“I realized one or two years ago that I’m going to have to do a lot of work off and on the ice to make the NHL someday,” says the humble Finn, who will spend the summer training with Jokerit in his home country before presumably coming to North America in September for his first NHL training camp. “I know I have a chance if I do very much work in the gym and on the ice. It takes very much work.”

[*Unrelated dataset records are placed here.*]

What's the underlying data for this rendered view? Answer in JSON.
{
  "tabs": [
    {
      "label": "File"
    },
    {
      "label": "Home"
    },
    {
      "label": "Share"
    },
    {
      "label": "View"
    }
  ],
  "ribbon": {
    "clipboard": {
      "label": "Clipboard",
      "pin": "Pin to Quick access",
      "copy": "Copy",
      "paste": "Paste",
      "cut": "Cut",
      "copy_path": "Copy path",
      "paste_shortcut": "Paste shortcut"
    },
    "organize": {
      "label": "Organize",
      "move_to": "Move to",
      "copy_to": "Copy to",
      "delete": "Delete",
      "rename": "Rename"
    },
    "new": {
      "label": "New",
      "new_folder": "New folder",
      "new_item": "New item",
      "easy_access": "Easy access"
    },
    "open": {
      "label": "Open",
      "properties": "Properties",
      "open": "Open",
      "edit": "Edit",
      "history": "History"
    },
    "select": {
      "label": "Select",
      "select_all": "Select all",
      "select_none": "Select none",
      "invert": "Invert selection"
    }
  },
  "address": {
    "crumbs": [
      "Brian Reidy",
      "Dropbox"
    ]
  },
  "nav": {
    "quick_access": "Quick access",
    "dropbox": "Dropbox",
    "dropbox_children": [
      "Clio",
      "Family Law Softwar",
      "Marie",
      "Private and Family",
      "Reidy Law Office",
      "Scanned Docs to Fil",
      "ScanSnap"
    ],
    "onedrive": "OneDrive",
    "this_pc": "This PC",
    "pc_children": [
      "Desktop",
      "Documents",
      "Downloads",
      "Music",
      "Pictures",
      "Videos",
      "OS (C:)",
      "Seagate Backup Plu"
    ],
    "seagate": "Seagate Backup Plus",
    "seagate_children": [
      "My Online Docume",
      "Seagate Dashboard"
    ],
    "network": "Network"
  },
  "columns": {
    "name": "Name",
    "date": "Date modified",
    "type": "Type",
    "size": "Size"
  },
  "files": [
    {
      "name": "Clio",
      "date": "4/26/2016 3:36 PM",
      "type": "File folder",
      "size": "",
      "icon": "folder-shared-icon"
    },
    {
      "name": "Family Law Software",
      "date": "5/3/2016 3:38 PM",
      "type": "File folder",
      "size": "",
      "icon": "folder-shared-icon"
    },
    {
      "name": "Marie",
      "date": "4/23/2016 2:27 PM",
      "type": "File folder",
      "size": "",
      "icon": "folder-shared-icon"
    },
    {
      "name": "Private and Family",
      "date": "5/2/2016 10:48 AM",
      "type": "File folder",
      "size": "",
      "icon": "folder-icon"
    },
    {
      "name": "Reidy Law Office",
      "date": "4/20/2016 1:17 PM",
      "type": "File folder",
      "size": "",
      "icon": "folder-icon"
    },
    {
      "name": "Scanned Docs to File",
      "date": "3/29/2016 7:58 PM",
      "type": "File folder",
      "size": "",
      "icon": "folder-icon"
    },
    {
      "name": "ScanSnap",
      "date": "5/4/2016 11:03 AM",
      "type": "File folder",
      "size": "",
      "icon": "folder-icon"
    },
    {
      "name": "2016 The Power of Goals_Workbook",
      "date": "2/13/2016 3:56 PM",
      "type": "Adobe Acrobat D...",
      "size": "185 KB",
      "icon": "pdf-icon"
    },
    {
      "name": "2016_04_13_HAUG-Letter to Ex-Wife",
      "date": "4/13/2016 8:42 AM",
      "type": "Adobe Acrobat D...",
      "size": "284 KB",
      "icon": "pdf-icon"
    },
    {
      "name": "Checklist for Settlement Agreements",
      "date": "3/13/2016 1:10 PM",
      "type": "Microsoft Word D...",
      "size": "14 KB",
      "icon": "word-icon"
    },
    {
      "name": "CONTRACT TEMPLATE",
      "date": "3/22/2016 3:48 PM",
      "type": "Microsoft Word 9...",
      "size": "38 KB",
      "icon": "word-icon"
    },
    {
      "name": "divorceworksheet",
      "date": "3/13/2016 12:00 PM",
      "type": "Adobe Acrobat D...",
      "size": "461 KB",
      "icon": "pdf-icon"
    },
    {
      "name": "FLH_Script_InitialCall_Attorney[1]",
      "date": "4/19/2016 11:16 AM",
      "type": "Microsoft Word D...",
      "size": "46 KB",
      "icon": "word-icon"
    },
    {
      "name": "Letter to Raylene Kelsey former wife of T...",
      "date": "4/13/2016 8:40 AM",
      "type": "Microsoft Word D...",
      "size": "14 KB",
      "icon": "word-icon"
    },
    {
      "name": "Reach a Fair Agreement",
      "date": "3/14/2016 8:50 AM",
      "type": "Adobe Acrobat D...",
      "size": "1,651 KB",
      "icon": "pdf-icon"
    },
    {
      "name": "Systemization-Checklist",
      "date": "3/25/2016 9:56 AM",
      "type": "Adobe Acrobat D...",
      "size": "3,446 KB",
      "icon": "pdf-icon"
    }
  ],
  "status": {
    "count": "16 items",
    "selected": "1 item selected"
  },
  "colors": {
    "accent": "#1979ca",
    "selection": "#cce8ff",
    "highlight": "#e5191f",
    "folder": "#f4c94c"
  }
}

This week is the first time Teravainen has ever set foot in the U.S. However, his hockey travels have brought him to Canada before, a country known for its sometimes overly-exuberant love of the game. His first experience in North America came as a 12-year-old playing in the Bell Capital Cup, an international youth hockey tournament held annually in Ottawa. Players from abroad tend to live with billet families rather than stay in hotels in order to enhance the hockey and cultural experience. For two weeks, Teravainen and another team mate, Joni Viberg, were lodged by Kerry Tilden, an Ottawa resident whose son was also playing in the tournament. She has kept in touch with the Teravainen family since then. Among memories of the boys playing mini-sticks and throwing paper airplanes with messages written in them across the hall to each other, Tilden remembers a shy and reserved, yet very determined Teuvo; “Between being away from his parents and not speaking much English, he was quiet.” But that reservation would quickly vanish when he stepped onto the ice. “Even back then, he played…with an unconscious skill, if that makes sense. He wasn’t emotional or anything, that didn’t get in his way. He just loved it.”

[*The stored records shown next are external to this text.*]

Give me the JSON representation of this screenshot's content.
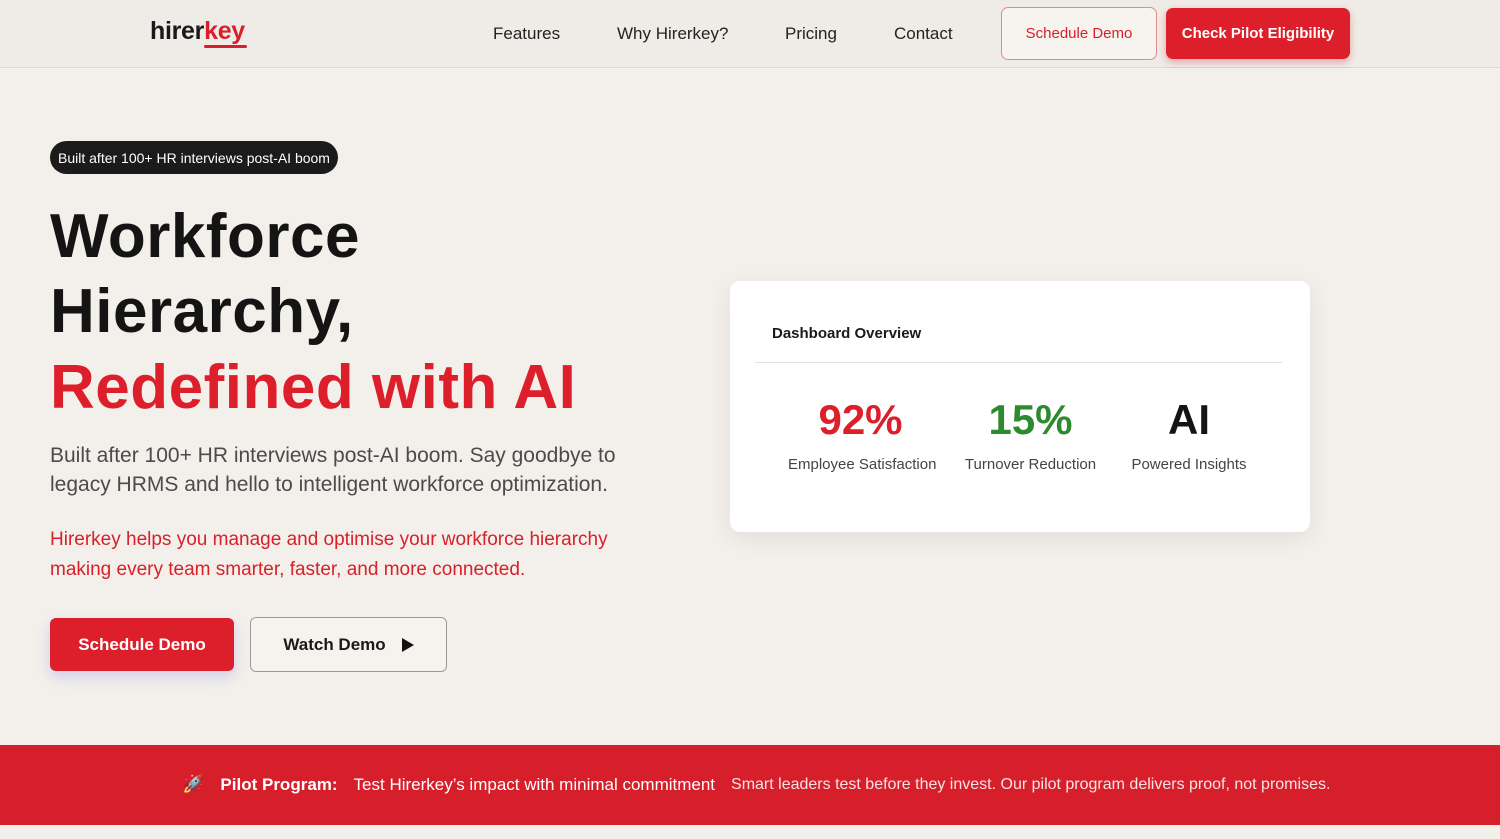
{
  "nav": {
    "logo_part1": "hirer",
    "logo_part2": "key",
    "links": [
      "Features",
      "Why Hirerkey?",
      "Pricing",
      "Contact"
    ],
    "schedule_demo": "Schedule Demo",
    "check_eligibility": "Check Pilot Eligibility"
  },
  "hero": {
    "badge": "Built after 100+ HR interviews post-AI boom",
    "title_line1": "Workforce",
    "title_line2": "Hierarchy,",
    "title_line3": "Redefined with AI",
    "lead": "Built after 100+ HR interviews post-AI boom. Say goodbye to legacy HRMS and hello to intelligent workforce optimization.",
    "lead_red": "Hirerkey helps you manage and optimise your workforce hierarchy making every team smarter, faster, and more connected.",
    "primary_button": "Schedule Demo",
    "secondary_button": "Watch Demo"
  },
  "dashboard": {
    "title": "Dashboard Overview",
    "stats": [
      {
        "value": "92%",
        "label": "Employee Satisfaction",
        "color": "#dc1f2b"
      },
      {
        "value": "15%",
        "label": "Turnover Reduction",
        "color": "#2e8a2e"
      },
      {
        "value": "AI",
        "label": "Powered Insights",
        "color": "#141414"
      }
    ]
  },
  "banner": {
    "icon": "🚀",
    "label": "Pilot Program:",
    "subtitle": "Test Hirerkey’s impact with minimal commitment",
    "description": "Smart leaders test before they invest. Our pilot program delivers proof, not promises."
  },
  "colors": {
    "brand_red": "#dc1f2b",
    "accent_green": "#2e8a2e",
    "background": "#f3f0eb"
  }
}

Tilden’s son, Michael Knowles, 17, played in the same tournament as Teravainen and still remembers the impression he had of the young Finn, even back then: “He played the centre position, so he had to do a bit of everything; skating, passing, communicating… just a phenomenal player. It doesn’t surprise me he is where he is.” Knowles brings up an interesting name when asked who Teravainen most reminds him of in today’s NHL: “A younger, smaller Marian Hossa.”
Teravainen specifically names Patrick Kane and Pavel Datsyuk as his favourite hockey players, but says he never cheered for any one NHL team. That might be for the best because there will be no shortage of teams who will be hoping Teuvo Teravainen is somehow still available when it’s their turn to walk up to the draft podium on Friday evening. And hockey fans, memorize that name. We may be forced to start pronouncing it sooner than anyone thought.